Yesterday marked fourteen years of marital bliss with my bride. And so last night one of our amazing ladies here at the church made a cake for us and we had a mini-celebration of sorts with those who were a part of our Bible study. I was struck in conversation later by the words of another one of our parishioners who wished me a Happy Anniversary and then made the comment, “You two are becoming more the exception than the rule”. Wow. Yet I look around me and I know it’s the case. Marriages ending after a few years, after ten years, sometimes even after decades of being together and I wonder where we are missing the mark. Why isn’t our society, or the church, producing healthier marriages? Where did we go so wrong?

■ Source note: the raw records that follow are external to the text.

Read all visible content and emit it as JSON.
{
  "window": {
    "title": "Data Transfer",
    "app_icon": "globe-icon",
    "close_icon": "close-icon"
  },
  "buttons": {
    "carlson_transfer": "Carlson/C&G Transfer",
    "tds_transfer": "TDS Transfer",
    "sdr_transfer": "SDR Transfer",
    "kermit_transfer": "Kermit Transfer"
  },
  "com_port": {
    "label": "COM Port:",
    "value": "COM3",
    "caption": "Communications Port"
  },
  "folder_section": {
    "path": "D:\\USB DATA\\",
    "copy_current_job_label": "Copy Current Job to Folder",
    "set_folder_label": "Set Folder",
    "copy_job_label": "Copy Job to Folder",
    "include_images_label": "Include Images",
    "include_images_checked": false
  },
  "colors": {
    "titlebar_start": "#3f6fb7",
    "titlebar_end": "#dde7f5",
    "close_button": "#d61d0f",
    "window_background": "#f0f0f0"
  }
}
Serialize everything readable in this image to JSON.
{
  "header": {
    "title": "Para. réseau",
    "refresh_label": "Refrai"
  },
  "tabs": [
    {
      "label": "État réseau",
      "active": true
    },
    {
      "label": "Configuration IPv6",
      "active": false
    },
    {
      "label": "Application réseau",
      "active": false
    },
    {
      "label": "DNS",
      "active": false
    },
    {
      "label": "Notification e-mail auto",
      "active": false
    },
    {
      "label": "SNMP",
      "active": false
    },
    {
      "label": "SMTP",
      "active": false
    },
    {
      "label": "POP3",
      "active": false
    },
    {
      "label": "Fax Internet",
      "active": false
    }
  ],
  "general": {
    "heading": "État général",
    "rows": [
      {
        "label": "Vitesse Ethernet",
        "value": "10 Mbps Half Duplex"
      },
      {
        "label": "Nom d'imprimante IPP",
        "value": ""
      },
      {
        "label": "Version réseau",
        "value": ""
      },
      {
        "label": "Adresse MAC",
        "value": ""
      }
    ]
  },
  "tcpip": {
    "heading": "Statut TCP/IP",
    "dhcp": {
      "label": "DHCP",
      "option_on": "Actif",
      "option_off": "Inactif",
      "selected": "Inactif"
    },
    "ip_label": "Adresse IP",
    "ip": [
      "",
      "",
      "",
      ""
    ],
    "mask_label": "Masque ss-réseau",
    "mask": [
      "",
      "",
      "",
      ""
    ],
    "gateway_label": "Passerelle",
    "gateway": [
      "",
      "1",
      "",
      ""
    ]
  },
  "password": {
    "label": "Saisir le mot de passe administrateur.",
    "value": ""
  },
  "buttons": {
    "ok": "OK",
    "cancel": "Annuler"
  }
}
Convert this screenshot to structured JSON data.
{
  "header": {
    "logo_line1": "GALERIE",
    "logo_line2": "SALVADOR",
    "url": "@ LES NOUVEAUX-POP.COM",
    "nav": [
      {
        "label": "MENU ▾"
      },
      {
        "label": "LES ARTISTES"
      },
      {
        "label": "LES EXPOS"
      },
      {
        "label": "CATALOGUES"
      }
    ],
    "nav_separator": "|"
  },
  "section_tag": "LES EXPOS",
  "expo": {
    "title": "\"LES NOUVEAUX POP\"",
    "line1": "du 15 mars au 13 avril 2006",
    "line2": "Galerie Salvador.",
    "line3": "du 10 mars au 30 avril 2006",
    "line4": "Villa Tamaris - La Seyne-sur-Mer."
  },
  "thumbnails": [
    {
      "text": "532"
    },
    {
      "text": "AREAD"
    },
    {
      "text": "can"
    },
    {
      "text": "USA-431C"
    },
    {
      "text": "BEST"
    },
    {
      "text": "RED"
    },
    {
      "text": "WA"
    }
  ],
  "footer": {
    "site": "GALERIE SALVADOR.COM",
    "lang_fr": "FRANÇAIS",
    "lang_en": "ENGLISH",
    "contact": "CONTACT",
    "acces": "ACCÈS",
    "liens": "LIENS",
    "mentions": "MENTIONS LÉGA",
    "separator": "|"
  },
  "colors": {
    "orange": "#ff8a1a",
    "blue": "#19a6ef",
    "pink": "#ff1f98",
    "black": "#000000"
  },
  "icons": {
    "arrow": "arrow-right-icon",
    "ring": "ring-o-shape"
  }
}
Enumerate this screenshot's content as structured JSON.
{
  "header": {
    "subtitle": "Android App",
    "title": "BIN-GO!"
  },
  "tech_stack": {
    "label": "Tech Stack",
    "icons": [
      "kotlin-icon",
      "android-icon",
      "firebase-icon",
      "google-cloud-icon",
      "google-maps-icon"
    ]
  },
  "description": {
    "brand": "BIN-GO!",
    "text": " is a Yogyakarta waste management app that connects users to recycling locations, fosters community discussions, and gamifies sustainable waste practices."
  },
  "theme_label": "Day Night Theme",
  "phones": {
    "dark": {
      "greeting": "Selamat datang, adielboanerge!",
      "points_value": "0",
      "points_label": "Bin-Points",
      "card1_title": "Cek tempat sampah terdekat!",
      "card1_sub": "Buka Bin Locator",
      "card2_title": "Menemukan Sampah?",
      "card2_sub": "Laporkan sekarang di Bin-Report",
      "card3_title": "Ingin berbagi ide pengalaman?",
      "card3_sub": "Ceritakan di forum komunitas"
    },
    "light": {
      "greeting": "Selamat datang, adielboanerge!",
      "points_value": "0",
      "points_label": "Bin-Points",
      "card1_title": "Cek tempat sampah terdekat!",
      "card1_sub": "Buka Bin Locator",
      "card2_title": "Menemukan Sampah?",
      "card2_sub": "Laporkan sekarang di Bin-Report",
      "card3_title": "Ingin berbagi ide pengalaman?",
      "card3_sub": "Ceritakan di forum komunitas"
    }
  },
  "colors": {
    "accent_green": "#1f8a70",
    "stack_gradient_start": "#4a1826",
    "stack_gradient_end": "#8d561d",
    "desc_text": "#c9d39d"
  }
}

Honestly, I think many people enter into marriage with the wrong motivation. We see marriage as an opportunity for someone else to make us happy, complete, whole, fulfilled, satisfied, etc. and in the church we base this out of a wrong concept of marriage that we pull from the very beginning. In the book of Genesis there are two accounts of the creation of man. In Genesis 1, we read of God creating mankind in His image, both male and female. In Genesis 2 we read about the more intimate account of God forming man from the dust of the ground and then realizing that something was missing. Man’s loneliness did not reflect the divine image that we read about in Genesis 1 and so God attempts to fix this condition with different animals. After this doesn’t work He causes the man to fall into a deep sleep, removes an intimate piece of him and forms the woman. We then read this response, “The man said, “This is now bone of my bones and flesh of my flesh; she shall be called ‘woman,’ for she was taken out of man.” That is why a man leaves his father and mother and is united to his wife, and they become one flesh.” – Genesis 2:23-24. We often read this and think about how the woman is the fulfillment of man’s loneliness or his desire in some way, but what if both the man and the woman form a more pivotal role in each others lives as reflections of the divine image?
The phrase “bone of my bones and flesh of my flesh” is very much based in the physical realm and yet it speaks of this reflective imagery between the man and the woman. She is a reflection of him and he is a reflection of her. But in the previous account in chapter one, both male and female are created as image bearers (made in the image) of God. So regardless of the conditions we sometimes base on our partner or spouse, what we should be calling out is not a means of satisfying my needs or desires, but rather creating space for the other to become the greatest image bearer of God they can be. In other words, in my relationships, in my marriage am I making space for my partner to reflect God to me and to the world or am I just trying to see how this makes me feel? And likewise, is this person creating space for me to be the best image bearer of God that I can be?
Maybe if we began here instead we might have a lot less divorce, discord and hurt and we just might reflect our maker more and perhaps longevity in marriages would again become the norm versus the exception.